Mazi W, Senok AC, Al-Kahldy S, Abdullah D. Implementation of the world health organization hand hygiene improvement strategy in critical care units. Antimicrob Resist Infect Control 2013;2:15.
Hosseinialhashemi M, Sadeghipour Kermani F, Palenik CJ, Pourasghari H, Askarian M. Knowledge, attitudes, and practices of health care personnel concerning hand hygiene in Shiraz University of Medical Sciences hospitals, 2013-2014. Am J Infect Control 2015;43:1009-11.
Allegranzi B, Conway L, Larson E, Pittet D. Status of the implementation of the World Health Organization multimodal hand hygiene strategy in United States of America health care facilities. Am J Infect Control 2014;42:224-30.
Asadollahi M, Arshadi Bostanabad M, Jebraili M, Mahallei M, Seyyed Rasooli A, Abdolalipour M. Nurses' knowledge regarding hand hygiene and its individual and organizational predictors. J Caring Sci 2015;4:45-53.
World Health Organization. Hand Hygiene Knowledge Questionnaire for Health-Care Workers. Patient Safety, a World Alliance for Safer Health-Care, Save Lives, Cleans Your Hands. A Questionnaire Developed by Infection Control Programme, Geneva University Hospitals. English Version. World Health Organization; 2009.
World Health Organization. Perception Survey for Health-Care Workers Patient Safety, a World Alliance for Safer Health-Care, save Lives, Cleans your Hands. A Questionnaire Developed by Infection Control Programme, Geneva University Hospitals. English Version. World Health Organization; 2009.
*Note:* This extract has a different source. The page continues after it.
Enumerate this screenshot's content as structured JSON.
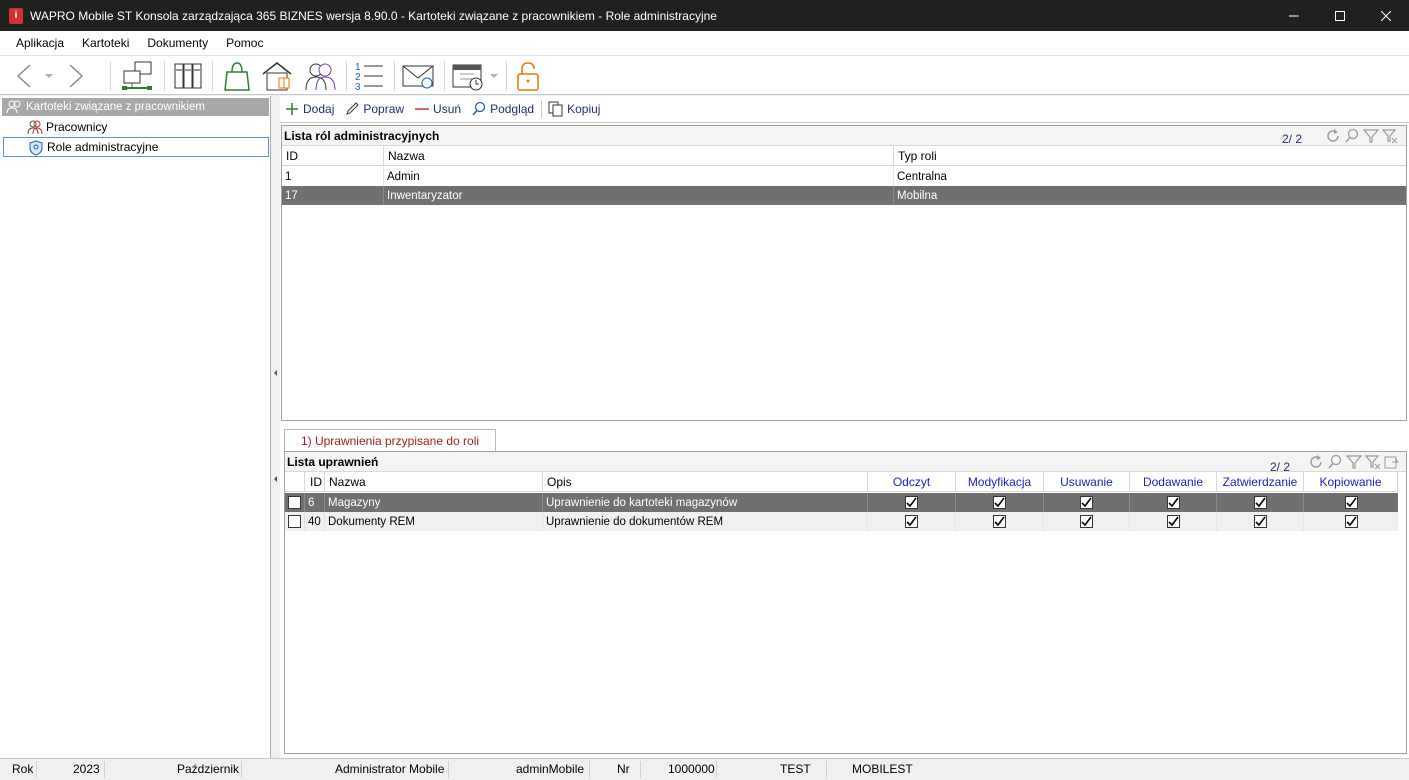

Cruz JP, Bashtawi MA. Predictors of hand hygiene practice among Saudi nursing students: Across-sectional self-reported study. J Infect Public Health 2016;9:485-93.
Pawar SK, Patil RR, Shinde RV, Karande GS. Knowledge, attitude, practice of hand hygiene among nursing staff in medicine ICU in a tertiary health-care centre in Western India. Int J Biomed Res 2018;9:184-7.
Ra'awji BAA, Almogbel ES, Alharbi LA, Alotaibi AK, Al-Qazlan FA, Saquib J. Knowledge, attitudes, and practices of health-care workers regarding hand hygiene guidelines in Al-Qassim, Saudi Arabia: A multicenter study. Int J Health Sci (Qassim) 2018;12:3-8.
Nair SS, Hanumantappa R, Hiremath SG, Siraj MA, Raghunath P. Knowledge, attitude, and practice of hand hygiene among medical and nursing students at a tertiary health care centre in Raichur, India. ISRN Prev Med 2014;2014:1-5:608927.
Zakeri H, Ahmadi F, Rafeemanesh E, Saleh LA. The knowledge of hand hygiene among the healthcare workers of two teaching hospitals in Mashhad. Electron Physician 2017;9:5159-65.
Ariyarathne M, Gunasekara T, Weerasekara M, Kottahachchi J, Kudavidanage B, Fernando S. Knowledge attitudes and practices of hand hygiene among final year medical and nursing students at the University of Sri Jayewardenepura. Sri Lankan J Infect Dis 2013;3:15-25.
Hamadah R, Kharraz R, Alshanqity A, AlFawaz D, Eshaq AM, Abu-Zaid A. Hand hygiene: Knowledge and attitudes of fourth-year clerkship medical students at Alfaisal University, college of Medicine, Riyadh, Saudi Arabia. Cureus 2015;7:e310.
Jemal S. Knowledge and practices of hand washing among health professionals in Dubti Referral hospital, Dubti, Afar, Northeast Ethiopia. Adv Prev Med 2018;2018:1-8.
Ng WK, Shaban RZ, van de Mortel T. Healthcare professionals' hand hygiene knowledge and beliefs in the United Arab Emirates. J Infect Prev 2017;18:134-42.
Kudavidnange BP, Gunasekara TD, Hapuarachchi S. Knowledge attitudes and practices on hand hygiene among ICU staff in Anuradhapura teaching hospital. Anuradhapura Med J 2011;1:29-40.
Kim EK, Joo MK, Baik SY, Hong SK. P161: Knowledge and perception toward hand hygiene among health- care workers in teaching hospital, Korea. Antimicrob Resist Infect Control 2013;2:161.
Pessoa-Silva CL, Hugonnet S, Pfister R, Touveneau S, Dharan S, Posfay-Barbe K, et al
. Reduction of health care-associated infection risk in neonates by successful hand hygiene promotion. Pediatrics 2007;120:382-90.
Tavolacci MP, Ladner J, Bailly L, Merle V, Pitrou I, Czernichow P. Prevention of nosocomial infection and standard precautions: Knowledge and source of information among healthcare students. Infect Control Hosp Epidemiol 2008;29:642-7.
[Table 1], [Table 2], [Table 3], [Table 4], [Table 5]